The following features have been incorporated into our consult service to better serve our consulting physicians and patients:

  • Broad expertise in virtually all specialties
  • Direct line to responsive central receptionist to handle inquiries
  • Prompt response
    • Automatic faxed notification that cases have been received
    • Two-to-three-day turnaround on cases not requiring additional studies, with written reports typically within 24 hours
    • Our pathologists are available for telephone consultations
    • Reports automatically faxed and hard copies sent when case is signed out
  • Automatic return of all slides and paraffin blocks, by Federal Express, unless permission granted by consulting physician
  • Direct billing of patients, if desired

Special instructions for submitting pathologists, physicians and patients:
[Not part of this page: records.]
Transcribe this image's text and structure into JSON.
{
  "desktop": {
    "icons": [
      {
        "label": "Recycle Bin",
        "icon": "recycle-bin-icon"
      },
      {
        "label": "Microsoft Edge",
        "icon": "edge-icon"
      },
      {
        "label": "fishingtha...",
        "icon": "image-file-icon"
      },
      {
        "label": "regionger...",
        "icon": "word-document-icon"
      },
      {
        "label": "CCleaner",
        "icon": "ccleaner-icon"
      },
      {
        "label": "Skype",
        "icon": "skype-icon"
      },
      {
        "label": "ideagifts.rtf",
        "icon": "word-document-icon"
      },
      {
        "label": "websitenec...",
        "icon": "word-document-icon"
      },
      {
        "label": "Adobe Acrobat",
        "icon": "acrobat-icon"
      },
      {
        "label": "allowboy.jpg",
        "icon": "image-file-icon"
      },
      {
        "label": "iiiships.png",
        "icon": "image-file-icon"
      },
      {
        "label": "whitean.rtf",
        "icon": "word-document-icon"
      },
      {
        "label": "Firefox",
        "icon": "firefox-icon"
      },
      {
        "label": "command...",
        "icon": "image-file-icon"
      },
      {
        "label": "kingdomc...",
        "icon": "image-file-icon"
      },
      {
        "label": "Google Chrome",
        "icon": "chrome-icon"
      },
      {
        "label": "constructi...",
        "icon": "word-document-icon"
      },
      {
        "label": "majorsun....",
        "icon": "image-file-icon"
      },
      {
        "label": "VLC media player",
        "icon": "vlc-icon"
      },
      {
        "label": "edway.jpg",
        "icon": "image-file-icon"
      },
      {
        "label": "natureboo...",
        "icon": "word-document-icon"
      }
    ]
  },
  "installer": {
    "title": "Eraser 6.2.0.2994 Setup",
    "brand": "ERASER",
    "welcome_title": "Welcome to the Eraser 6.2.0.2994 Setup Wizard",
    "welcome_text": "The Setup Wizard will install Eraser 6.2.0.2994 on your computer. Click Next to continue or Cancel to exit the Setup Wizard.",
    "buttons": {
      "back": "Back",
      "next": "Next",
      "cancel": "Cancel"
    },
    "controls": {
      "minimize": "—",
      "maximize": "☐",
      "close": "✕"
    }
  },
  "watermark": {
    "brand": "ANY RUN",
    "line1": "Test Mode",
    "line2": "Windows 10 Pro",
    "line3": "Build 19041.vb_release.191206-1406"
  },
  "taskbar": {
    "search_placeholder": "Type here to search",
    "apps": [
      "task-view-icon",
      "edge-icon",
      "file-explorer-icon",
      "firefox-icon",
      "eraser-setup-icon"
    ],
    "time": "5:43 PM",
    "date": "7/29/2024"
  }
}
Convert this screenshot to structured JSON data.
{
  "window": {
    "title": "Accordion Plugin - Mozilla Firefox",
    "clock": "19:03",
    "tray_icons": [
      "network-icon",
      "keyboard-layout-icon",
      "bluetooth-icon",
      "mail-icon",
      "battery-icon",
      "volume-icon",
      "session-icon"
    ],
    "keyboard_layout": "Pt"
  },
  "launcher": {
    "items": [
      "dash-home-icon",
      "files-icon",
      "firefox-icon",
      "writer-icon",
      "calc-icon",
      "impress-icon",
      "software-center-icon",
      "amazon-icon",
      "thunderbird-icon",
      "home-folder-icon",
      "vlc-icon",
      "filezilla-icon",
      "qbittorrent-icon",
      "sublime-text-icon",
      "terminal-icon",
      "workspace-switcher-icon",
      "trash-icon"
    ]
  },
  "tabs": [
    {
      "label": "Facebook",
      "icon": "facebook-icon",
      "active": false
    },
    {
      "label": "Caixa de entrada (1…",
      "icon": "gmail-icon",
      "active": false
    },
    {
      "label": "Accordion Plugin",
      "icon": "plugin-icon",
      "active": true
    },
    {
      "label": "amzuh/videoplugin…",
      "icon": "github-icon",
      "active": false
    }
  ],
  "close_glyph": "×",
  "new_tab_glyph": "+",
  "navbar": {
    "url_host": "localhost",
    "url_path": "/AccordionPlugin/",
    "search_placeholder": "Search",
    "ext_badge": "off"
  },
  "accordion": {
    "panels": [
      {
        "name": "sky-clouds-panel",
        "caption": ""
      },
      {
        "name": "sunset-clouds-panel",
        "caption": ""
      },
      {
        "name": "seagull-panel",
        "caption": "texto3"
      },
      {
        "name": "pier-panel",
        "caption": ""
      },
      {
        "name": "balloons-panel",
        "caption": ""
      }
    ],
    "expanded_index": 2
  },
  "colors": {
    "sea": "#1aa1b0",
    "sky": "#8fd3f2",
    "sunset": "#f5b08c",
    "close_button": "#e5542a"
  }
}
  • For diagnostic interpretations, please send the pathology slides and your pathology report. To avoid unnecessary delays in performing receptor analyses or other immunohistochemical tests, we need a representative paraffin block (or unstained slides) as well as slides.
  • IMPORTANT NOTE - Unstained Slides Requirement: note that all unstained slides must be submitted on a plus charged slide. The Immunopathology Laboratory recommends a white plus charged slide that is available from Cardinal Health (the catalogue number for the white plus slide is M6159-6).